Grades 10 and 11, and non-graduating Grade 12 students who are studying in person are eligible to take the OSSLT. As the literacy graduation requirement for all students graduating during the 2021–2022 school year has been waived, graduating students do not need to take the test.
Successful completion of the test is a graduation requirement. The test is composed of reading selections with multiple-select and open-response questions, and writing an Opinion Essay with multiple-select writing questions. Each session (Session A and Session B) is designed to be completed in 60 minutes, and students complete each session in one sitting. The sessions can be attempted one after the other, either back to back with a short break, or on two different dates and times. At the end of the two assessment sessions, students will be presented with a questionnaire that asks them about their experiences, attitudes and perceptions with respect to literacy.
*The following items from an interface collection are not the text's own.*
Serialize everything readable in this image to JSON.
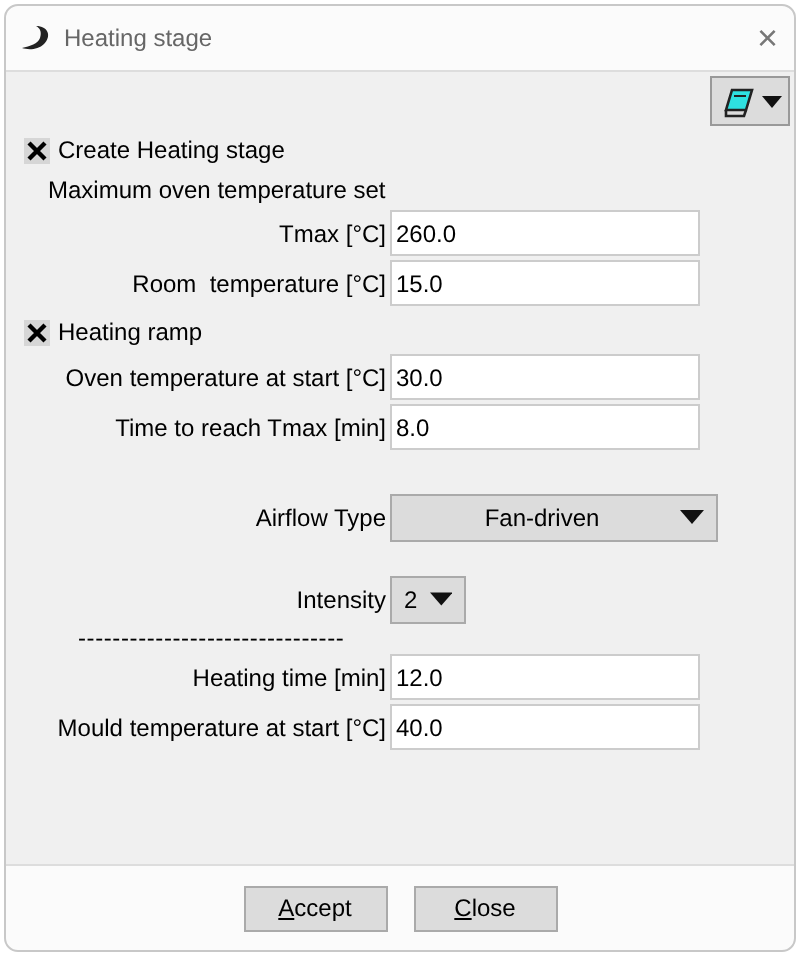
{
  "window": {
    "title": "Heating stage",
    "close": "×"
  },
  "items": [
    {
      "kind": "checkbox",
      "label": "Create Heating stage",
      "checked": true
    },
    {
      "kind": "heading",
      "label": "Maximum oven temperature set"
    },
    {
      "kind": "field",
      "label": "Tmax [°C]",
      "value": "260.0"
    },
    {
      "kind": "field",
      "label": "Room  temperature [°C]",
      "value": "15.0"
    },
    {
      "kind": "checkbox",
      "label": "Heating ramp",
      "checked": true
    },
    {
      "kind": "field",
      "label": "Oven temperature at start [°C]",
      "value": "30.0"
    },
    {
      "kind": "field",
      "label": "Time to reach Tmax [min]",
      "value": "8.0"
    },
    {
      "kind": "dropdown",
      "label": "Airflow Type",
      "value": "Fan-driven"
    },
    {
      "kind": "small_dropdown",
      "label": "Intensity",
      "value": "2"
    },
    {
      "kind": "separator",
      "label": "-------------------------------"
    },
    {
      "kind": "field",
      "label": "Heating time [min]",
      "value": "12.0"
    },
    {
      "kind": "field",
      "label": "Mould temperature at start [°C]",
      "value": "40.0"
    }
  ],
  "buttons": [
    {
      "label": "Accept",
      "underline_first": true
    },
    {
      "label": "Close",
      "underline_first": true
    }
  ]
}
After a review of students’ work on the test over the years, literacy experts from across the province have identified characteristics of successful or unsuccessful students’ work. The characteristics have been categorized into headings that define what each characteristic means in relation to the test.
The chart below outlines the conclusions. This information may assist educators in
- helping unsuccessful students understand what “getting better” at literacy looks like;
- identifying evidence that would help a student move from one category to another; and
- discussing areas for student improvement with parents.
The unsuccessful student’s work is characterized by:
The successful student’s work is characterized by:
In ideas and sparse supporting details; in understanding and use of forms (e.g., personal essay, graphs and charts); and in vocabulary use
Big ideas, details selected to support generalizations; broad vocabulary; connects purposes, audience, and form
The small set of ideas selected from texts or chosen for writing are used repeatedly; narrow range of skill sets for choice of vocabulary and sentence structure; syntax is often drawn from oral language
Range of literacy and fluency skills; navigates and adopts different types of expression; produces own ideas; syntax is that of written language where appropriate; flexibility of expression
Focus on specifics of tasks; straight-forward purposes in reading or writing; heavy reliance on personal experience for evidence
Uses symbols and visualization in understanding and expression; transfers skills and prior knowledge to new situations